*** ENTRIES SHOWN ***

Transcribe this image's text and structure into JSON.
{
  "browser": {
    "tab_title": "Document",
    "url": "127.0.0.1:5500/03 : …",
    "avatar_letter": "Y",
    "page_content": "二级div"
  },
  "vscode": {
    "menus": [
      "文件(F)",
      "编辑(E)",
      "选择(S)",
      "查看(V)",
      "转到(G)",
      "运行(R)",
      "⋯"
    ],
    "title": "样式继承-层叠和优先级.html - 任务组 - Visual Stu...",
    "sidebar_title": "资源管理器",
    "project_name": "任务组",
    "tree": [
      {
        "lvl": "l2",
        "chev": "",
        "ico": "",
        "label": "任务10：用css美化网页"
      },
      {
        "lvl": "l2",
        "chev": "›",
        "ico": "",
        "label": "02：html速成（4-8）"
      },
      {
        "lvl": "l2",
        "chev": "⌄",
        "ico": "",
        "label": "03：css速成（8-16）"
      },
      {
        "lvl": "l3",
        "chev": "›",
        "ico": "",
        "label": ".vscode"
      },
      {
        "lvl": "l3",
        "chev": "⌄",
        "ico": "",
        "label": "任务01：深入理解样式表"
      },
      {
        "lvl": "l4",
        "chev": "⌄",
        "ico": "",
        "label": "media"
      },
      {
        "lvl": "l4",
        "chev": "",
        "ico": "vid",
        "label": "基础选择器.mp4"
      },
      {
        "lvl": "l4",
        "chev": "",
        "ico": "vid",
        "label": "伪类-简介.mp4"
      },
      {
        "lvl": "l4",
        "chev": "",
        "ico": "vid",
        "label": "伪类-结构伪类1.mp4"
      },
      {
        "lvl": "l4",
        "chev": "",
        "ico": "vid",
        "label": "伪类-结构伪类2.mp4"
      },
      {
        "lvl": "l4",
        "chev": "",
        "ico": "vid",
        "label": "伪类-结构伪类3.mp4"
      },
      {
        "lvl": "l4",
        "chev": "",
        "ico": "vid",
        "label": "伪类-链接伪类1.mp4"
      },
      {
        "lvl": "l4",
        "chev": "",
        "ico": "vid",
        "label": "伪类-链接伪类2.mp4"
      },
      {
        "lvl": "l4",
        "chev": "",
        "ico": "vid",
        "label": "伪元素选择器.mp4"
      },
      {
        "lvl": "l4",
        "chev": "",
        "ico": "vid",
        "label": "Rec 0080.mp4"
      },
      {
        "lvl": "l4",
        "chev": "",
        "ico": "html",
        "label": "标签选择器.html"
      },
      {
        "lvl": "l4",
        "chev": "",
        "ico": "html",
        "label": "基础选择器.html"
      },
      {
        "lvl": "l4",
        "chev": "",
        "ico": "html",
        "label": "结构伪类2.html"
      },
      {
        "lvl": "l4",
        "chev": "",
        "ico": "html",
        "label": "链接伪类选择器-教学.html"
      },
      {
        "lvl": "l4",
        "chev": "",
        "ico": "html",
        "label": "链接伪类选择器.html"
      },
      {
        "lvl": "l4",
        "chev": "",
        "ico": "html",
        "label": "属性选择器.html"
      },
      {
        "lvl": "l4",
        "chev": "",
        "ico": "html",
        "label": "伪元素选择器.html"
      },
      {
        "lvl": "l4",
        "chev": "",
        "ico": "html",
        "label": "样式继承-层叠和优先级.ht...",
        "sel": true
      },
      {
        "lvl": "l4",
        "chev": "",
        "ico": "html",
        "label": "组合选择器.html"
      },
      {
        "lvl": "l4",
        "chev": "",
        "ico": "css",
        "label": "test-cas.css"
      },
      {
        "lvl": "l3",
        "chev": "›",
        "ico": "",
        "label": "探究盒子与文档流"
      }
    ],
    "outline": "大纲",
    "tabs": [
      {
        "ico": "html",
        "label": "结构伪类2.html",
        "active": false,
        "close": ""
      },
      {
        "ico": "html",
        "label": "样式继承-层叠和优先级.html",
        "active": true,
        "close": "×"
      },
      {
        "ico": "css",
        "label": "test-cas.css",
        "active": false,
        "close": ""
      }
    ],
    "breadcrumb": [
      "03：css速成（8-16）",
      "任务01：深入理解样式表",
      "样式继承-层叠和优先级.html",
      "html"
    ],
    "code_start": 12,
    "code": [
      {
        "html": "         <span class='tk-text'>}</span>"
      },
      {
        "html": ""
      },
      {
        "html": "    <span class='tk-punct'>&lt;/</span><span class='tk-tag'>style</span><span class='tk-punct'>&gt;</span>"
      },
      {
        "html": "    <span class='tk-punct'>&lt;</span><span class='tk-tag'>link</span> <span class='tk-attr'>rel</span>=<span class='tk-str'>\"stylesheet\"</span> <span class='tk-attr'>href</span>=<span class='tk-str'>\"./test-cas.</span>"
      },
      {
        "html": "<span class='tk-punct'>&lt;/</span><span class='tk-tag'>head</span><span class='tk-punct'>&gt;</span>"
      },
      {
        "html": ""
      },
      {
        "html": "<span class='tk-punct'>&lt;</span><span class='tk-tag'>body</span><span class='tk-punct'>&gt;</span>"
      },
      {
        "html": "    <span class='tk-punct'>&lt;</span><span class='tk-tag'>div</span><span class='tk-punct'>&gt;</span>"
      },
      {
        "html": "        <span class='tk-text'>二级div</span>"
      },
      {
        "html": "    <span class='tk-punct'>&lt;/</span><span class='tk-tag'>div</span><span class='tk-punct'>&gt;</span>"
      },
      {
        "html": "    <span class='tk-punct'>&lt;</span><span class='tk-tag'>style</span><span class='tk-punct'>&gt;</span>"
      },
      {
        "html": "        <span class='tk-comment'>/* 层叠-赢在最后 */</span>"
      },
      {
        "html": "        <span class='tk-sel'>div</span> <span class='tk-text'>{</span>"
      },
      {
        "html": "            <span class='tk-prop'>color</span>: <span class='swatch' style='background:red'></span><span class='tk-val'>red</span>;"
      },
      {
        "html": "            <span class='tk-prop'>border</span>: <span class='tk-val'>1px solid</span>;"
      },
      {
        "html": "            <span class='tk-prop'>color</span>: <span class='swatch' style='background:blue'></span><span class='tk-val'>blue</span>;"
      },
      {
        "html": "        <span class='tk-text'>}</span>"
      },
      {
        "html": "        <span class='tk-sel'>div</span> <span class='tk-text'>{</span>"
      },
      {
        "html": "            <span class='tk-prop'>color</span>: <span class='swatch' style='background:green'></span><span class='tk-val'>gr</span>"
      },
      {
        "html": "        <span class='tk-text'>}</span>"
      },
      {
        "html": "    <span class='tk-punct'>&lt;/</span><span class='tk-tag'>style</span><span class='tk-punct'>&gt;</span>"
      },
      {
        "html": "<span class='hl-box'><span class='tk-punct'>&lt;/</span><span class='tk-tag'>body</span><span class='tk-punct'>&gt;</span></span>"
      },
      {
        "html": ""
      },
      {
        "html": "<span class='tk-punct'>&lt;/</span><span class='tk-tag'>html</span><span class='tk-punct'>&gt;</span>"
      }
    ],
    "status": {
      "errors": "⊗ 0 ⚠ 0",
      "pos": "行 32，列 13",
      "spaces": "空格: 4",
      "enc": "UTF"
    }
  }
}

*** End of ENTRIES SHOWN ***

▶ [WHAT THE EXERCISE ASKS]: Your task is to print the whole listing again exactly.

▶ [THE COMPLETED TASK]:
Transcribe this image's text and structure into JSON.
{
  "browser": {
    "tab_title": "Document",
    "url": "127.0.0.1:5500/03 : …",
    "avatar_letter": "Y",
    "page_content": "二级div"
  },
  "vscode": {
    "menus": [
      "文件(F)",
      "编辑(E)",
      "选择(S)",
      "查看(V)",
      "转到(G)",
      "运行(R)",
      "⋯"
    ],
    "title": "样式继承-层叠和优先级.html - 任务组 - Visual Stu...",
    "sidebar_title": "资源管理器",
    "project_name": "任务组",
    "tree": [
      {
        "lvl": "l2",
        "chev": "",
        "ico": "",
        "label": "任务10：用css美化网页"
      },
      {
        "lvl": "l2",
        "chev": "›",
        "ico": "",
        "label": "02：html速成（4-8）"
      },
      {
        "lvl": "l2",
        "chev": "⌄",
        "ico": "",
        "label": "03：css速成（8-16）"
      },
      {
        "lvl": "l3",
        "chev": "›",
        "ico": "",
        "label": ".vscode"
      },
      {
        "lvl": "l3",
        "chev": "⌄",
        "ico": "",
        "label": "任务01：深入理解样式表"
      },
      {
        "lvl": "l4",
        "chev": "⌄",
        "ico": "",
        "label": "media"
      },
      {
        "lvl": "l4",
        "chev": "",
        "ico": "vid",
        "label": "基础选择器.mp4"
      },
      {
        "lvl": "l4",
        "chev": "",
        "ico": "vid",
        "label": "伪类-简介.mp4"
      },
      {
        "lvl": "l4",
        "chev": "",
        "ico": "vid",
        "label": "伪类-结构伪类1.mp4"
      },
      {
        "lvl": "l4",
        "chev": "",
        "ico": "vid",
        "label": "伪类-结构伪类2.mp4"
      },
      {
        "lvl": "l4",
        "chev": "",
        "ico": "vid",
        "label": "伪类-结构伪类3.mp4"
      },
      {
        "lvl": "l4",
        "chev": "",
        "ico": "vid",
        "label": "伪类-链接伪类1.mp4"
      },
      {
        "lvl": "l4",
        "chev": "",
        "ico": "vid",
        "label": "伪类-链接伪类2.mp4"
      },
      {
        "lvl": "l4",
        "chev": "",
        "ico": "vid",
        "label": "伪元素选择器.mp4"
      },
      {
        "lvl": "l4",
        "chev": "",
        "ico": "vid",
        "label": "Rec 0080.mp4"
      },
      {
        "lvl": "l4",
        "chev": "",
        "ico": "html",
        "label": "标签选择器.html"
      },
      {
        "lvl": "l4",
        "chev": "",
        "ico": "html",
        "label": "基础选择器.html"
      },
      {
        "lvl": "l4",
        "chev": "",
        "ico": "html",
        "label": "结构伪类2.html"
      },
      {
        "lvl": "l4",
        "chev": "",
        "ico": "html",
        "label": "链接伪类选择器-教学.html"
      },
      {
        "lvl": "l4",
        "chev": "",
        "ico": "html",
        "label": "链接伪类选择器.html"
      },
      {
        "lvl": "l4",
        "chev": "",
        "ico": "html",
        "label": "属性选择器.html"
      },
      {
        "lvl": "l4",
        "chev": "",
        "ico": "html",
        "label": "伪元素选择器.html"
      },
      {
        "lvl": "l4",
        "chev": "",
        "ico": "html",
        "label": "样式继承-层叠和优先级.ht...",
        "sel": true
      },
      {
        "lvl": "l4",
        "chev": "",
        "ico": "html",
        "label": "组合选择器.html"
      },
      {
        "lvl": "l4",
        "chev": "",
        "ico": "css",
        "label": "test-cas.css"
      },
      {
        "lvl": "l3",
        "chev": "›",
        "ico": "",
        "label": "探究盒子与文档流"
      }
    ],
    "outline": "大纲",
    "tabs": [
      {
        "ico": "html",
        "label": "结构伪类2.html",
        "active": false,
        "close": ""
      },
      {
        "ico": "html",
        "label": "样式继承-层叠和优先级.html",
        "active": true,
        "close": "×"
      },
      {
        "ico": "css",
        "label": "test-cas.css",
        "active": false,
        "close": ""
      }
    ],
    "breadcrumb": [
      "03：css速成（8-16）",
      "任务01：深入理解样式表",
      "样式继承-层叠和优先级.html",
      "html"
    ],
    "code_start": 12,
    "code": [
      {
        "html": "         <span class='tk-text'>}</span>"
      },
      {
        "html": ""
      },
      {
        "html": "    <span class='tk-punct'>&lt;/</span><span class='tk-tag'>style</span><span class='tk-punct'>&gt;</span>"
      },
      {
        "html": "    <span class='tk-punct'>&lt;</span><span class='tk-tag'>link</span> <span class='tk-attr'>rel</span>=<span class='tk-str'>\"stylesheet\"</span> <span class='tk-attr'>href</span>=<span class='tk-str'>\"./test-cas.</span>"
      },
      {
        "html": "<span class='tk-punct'>&lt;/</span><span class='tk-tag'>head</span><span class='tk-punct'>&gt;</span>"
      },
      {
        "html": ""
      },
      {
        "html": "<span class='tk-punct'>&lt;</span><span class='tk-tag'>body</span><span class='tk-punct'>&gt;</span>"
      },
      {
        "html": "    <span class='tk-punct'>&lt;</span><span class='tk-tag'>div</span><span class='tk-punct'>&gt;</span>"
      },
      {
        "html": "        <span class='tk-text'>二级div</span>"
      },
      {
        "html": "    <span class='tk-punct'>&lt;/</span><span class='tk-tag'>div</span><span class='tk-punct'>&gt;</span>"
      },
      {
        "html": "    <span class='tk-punct'>&lt;</span><span class='tk-tag'>style</span><span class='tk-punct'>&gt;</span>"
      },
      {
        "html": "        <span class='tk-comment'>/* 层叠-赢在最后 */</span>"
      },
      {
        "html": "        <span class='tk-sel'>div</span> <span class='tk-text'>{</span>"
      },
      {
        "html": "            <span class='tk-prop'>color</span>: <span class='swatch' style='background:red'></span><span class='tk-val'>red</span>;"
      },
      {
        "html": "            <span class='tk-prop'>border</span>: <span class='tk-val'>1px solid</span>;"
      },
      {
        "html": "            <span class='tk-prop'>color</span>: <span class='swatch' style='background:blue'></span><span class='tk-val'>blue</span>;"
      },
      {
        "html": "        <span class='tk-text'>}</span>"
      },
      {
        "html": "        <span class='tk-sel'>div</span> <span class='tk-text'>{</span>"
      },
      {
        "html": "            <span class='tk-prop'>color</span>: <span class='swatch' style='background:green'></span><span class='tk-val'>gr</span>"
      },
      {
        "html": "        <span class='tk-text'>}</span>"
      },
      {
        "html": "    <span class='tk-punct'>&lt;/</span><span class='tk-tag'>style</span><span class='tk-punct'>&gt;</span>"
      },
      {
        "html": "<span class='hl-box'><span class='tk-punct'>&lt;/</span><span class='tk-tag'>body</span><span class='tk-punct'>&gt;</span></span>"
      },
      {
        "html": ""
      },
      {
        "html": "<span class='tk-punct'>&lt;/</span><span class='tk-tag'>html</span><span class='tk-punct'>&gt;</span>"
      }
    ],
    "status": {
      "errors": "⊗ 0 ⚠ 0",
      "pos": "行 32，列 13",
      "spaces": "空格: 4",
      "enc": "UTF"
    }
  }
}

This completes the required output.